--- Data to examine Enclosed Below ---

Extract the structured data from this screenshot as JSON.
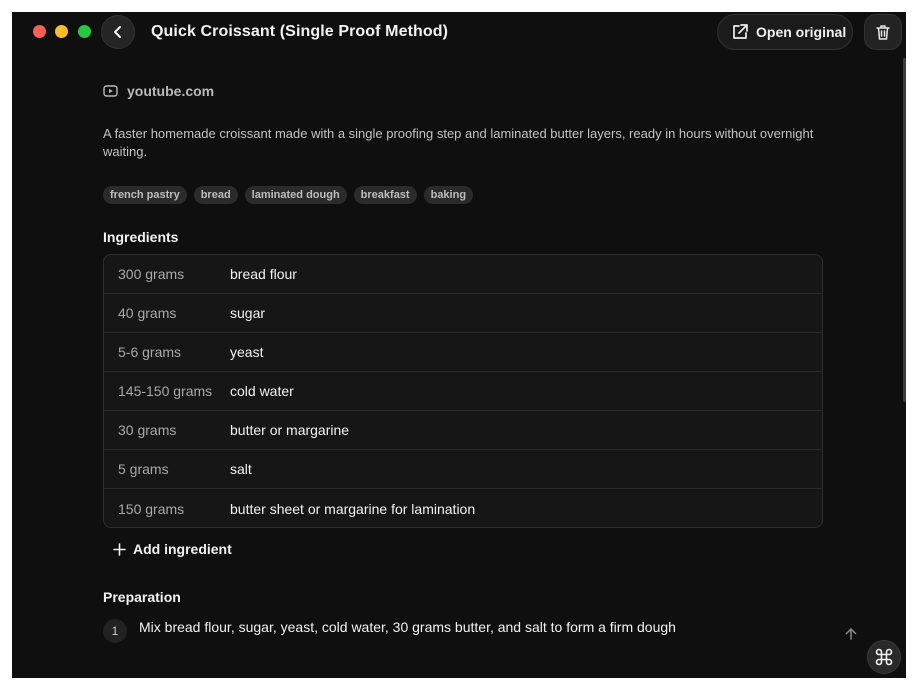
{
  "window": {
    "title": "Quick Croissant (Single Proof Method)",
    "open_original_label": "Open original"
  },
  "recipe": {
    "source": "youtube.com",
    "description": "A faster homemade croissant made with a single proofing step and laminated butter layers, ready in hours without overnight waiting.",
    "tags": [
      "french pastry",
      "bread",
      "laminated dough",
      "breakfast",
      "baking"
    ]
  },
  "ingredients": {
    "title": "Ingredients",
    "items": [
      {
        "qty": "300 grams",
        "name": "bread flour"
      },
      {
        "qty": "40 grams",
        "name": "sugar"
      },
      {
        "qty": "5-6 grams",
        "name": "yeast"
      },
      {
        "qty": "145-150 grams",
        "name": "cold water"
      },
      {
        "qty": "30 grams",
        "name": "butter or margarine"
      },
      {
        "qty": "5 grams",
        "name": "salt"
      },
      {
        "qty": "150 grams",
        "name": "butter sheet or margarine for lamination"
      }
    ],
    "add_label": "Add ingredient"
  },
  "preparation": {
    "title": "Preparation",
    "steps": [
      {
        "number": "1",
        "text": "Mix bread flour, sugar, yeast, cold water, 30 grams butter, and salt to form a firm dough"
      }
    ]
  },
  "icons": {
    "back": "chevron-left-icon",
    "open_original": "external-link-icon",
    "delete": "trash-icon",
    "source": "video-play-icon",
    "add": "plus-icon",
    "scroll_top": "arrow-up-icon",
    "fab": "command-icon"
  },
  "colors": {
    "background": "#0f0f0f",
    "close": "#fe5f57",
    "minimize": "#febc2e",
    "maximize": "#28c840"
  }
}
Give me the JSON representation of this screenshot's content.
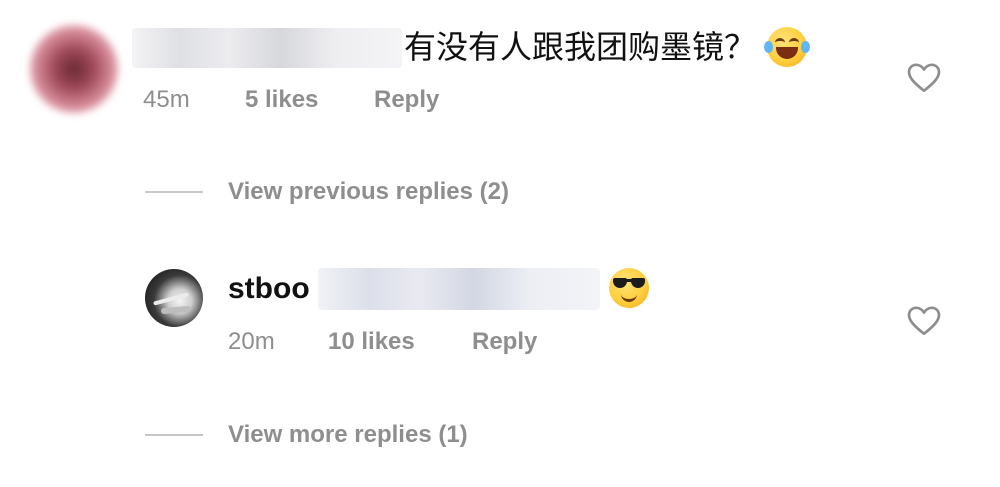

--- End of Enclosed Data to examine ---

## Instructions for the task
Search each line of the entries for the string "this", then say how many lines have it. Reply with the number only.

## Exercise result
2